> _What to produce_: Repeat the data exactly, please.

[Component data from apps and pages]
● ● ●

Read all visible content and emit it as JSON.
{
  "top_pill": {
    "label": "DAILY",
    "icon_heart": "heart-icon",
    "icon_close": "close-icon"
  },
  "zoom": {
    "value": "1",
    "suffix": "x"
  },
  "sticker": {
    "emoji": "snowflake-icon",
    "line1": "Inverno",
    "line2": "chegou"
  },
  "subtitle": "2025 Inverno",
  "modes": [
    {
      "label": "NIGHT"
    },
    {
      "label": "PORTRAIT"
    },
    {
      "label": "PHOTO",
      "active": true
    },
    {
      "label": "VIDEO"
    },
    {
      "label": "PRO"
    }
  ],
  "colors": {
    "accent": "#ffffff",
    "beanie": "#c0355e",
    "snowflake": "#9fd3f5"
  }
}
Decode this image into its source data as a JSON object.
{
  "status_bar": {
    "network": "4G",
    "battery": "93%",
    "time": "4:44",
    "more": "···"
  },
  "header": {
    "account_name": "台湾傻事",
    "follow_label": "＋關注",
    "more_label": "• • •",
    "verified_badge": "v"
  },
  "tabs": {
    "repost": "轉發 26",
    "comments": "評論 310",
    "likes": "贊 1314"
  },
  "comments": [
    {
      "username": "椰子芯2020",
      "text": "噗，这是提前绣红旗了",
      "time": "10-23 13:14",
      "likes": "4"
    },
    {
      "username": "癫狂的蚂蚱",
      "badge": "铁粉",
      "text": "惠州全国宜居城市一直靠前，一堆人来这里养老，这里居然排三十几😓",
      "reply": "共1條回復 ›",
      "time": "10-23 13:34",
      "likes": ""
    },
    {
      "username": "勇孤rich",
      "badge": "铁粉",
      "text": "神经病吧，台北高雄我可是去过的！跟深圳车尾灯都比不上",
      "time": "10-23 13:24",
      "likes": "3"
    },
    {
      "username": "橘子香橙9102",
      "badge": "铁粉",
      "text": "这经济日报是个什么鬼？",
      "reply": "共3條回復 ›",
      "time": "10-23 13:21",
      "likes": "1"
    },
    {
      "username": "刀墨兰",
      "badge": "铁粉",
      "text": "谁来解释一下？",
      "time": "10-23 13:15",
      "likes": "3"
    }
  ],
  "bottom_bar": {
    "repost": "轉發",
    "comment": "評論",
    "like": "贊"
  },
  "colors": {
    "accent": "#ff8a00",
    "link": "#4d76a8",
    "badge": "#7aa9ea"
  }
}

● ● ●

> _Response area_:
Read all visible content and emit it as JSON.
{
  "top_pill": {
    "label": "DAILY",
    "icon_heart": "heart-icon",
    "icon_close": "close-icon"
  },
  "zoom": {
    "value": "1",
    "suffix": "x"
  },
  "sticker": {
    "emoji": "snowflake-icon",
    "line1": "Inverno",
    "line2": "chegou"
  },
  "subtitle": "2025 Inverno",
  "modes": [
    {
      "label": "NIGHT"
    },
    {
      "label": "PORTRAIT"
    },
    {
      "label": "PHOTO",
      "active": true
    },
    {
      "label": "VIDEO"
    },
    {
      "label": "PRO"
    }
  ],
  "colors": {
    "accent": "#ffffff",
    "beanie": "#c0355e",
    "snowflake": "#9fd3f5"
  }
}
Decode this image into its source data as a JSON object.
{
  "status_bar": {
    "network": "4G",
    "battery": "93%",
    "time": "4:44",
    "more": "···"
  },
  "header": {
    "account_name": "台湾傻事",
    "follow_label": "＋關注",
    "more_label": "• • •",
    "verified_badge": "v"
  },
  "tabs": {
    "repost": "轉發 26",
    "comments": "評論 310",
    "likes": "贊 1314"
  },
  "comments": [
    {
      "username": "椰子芯2020",
      "text": "噗，这是提前绣红旗了",
      "time": "10-23 13:14",
      "likes": "4"
    },
    {
      "username": "癫狂的蚂蚱",
      "badge": "铁粉",
      "text": "惠州全国宜居城市一直靠前，一堆人来这里养老，这里居然排三十几😓",
      "reply": "共1條回復 ›",
      "time": "10-23 13:34",
      "likes": ""
    },
    {
      "username": "勇孤rich",
      "badge": "铁粉",
      "text": "神经病吧，台北高雄我可是去过的！跟深圳车尾灯都比不上",
      "time": "10-23 13:24",
      "likes": "3"
    },
    {
      "username": "橘子香橙9102",
      "badge": "铁粉",
      "text": "这经济日报是个什么鬼？",
      "reply": "共3條回復 ›",
      "time": "10-23 13:21",
      "likes": "1"
    },
    {
      "username": "刀墨兰",
      "badge": "铁粉",
      "text": "谁来解释一下？",
      "time": "10-23 13:15",
      "likes": "3"
    }
  ],
  "bottom_bar": {
    "repost": "轉發",
    "comment": "評論",
    "like": "贊"
  },
  "colors": {
    "accent": "#ff8a00",
    "link": "#4d76a8",
    "badge": "#7aa9ea"
  }
}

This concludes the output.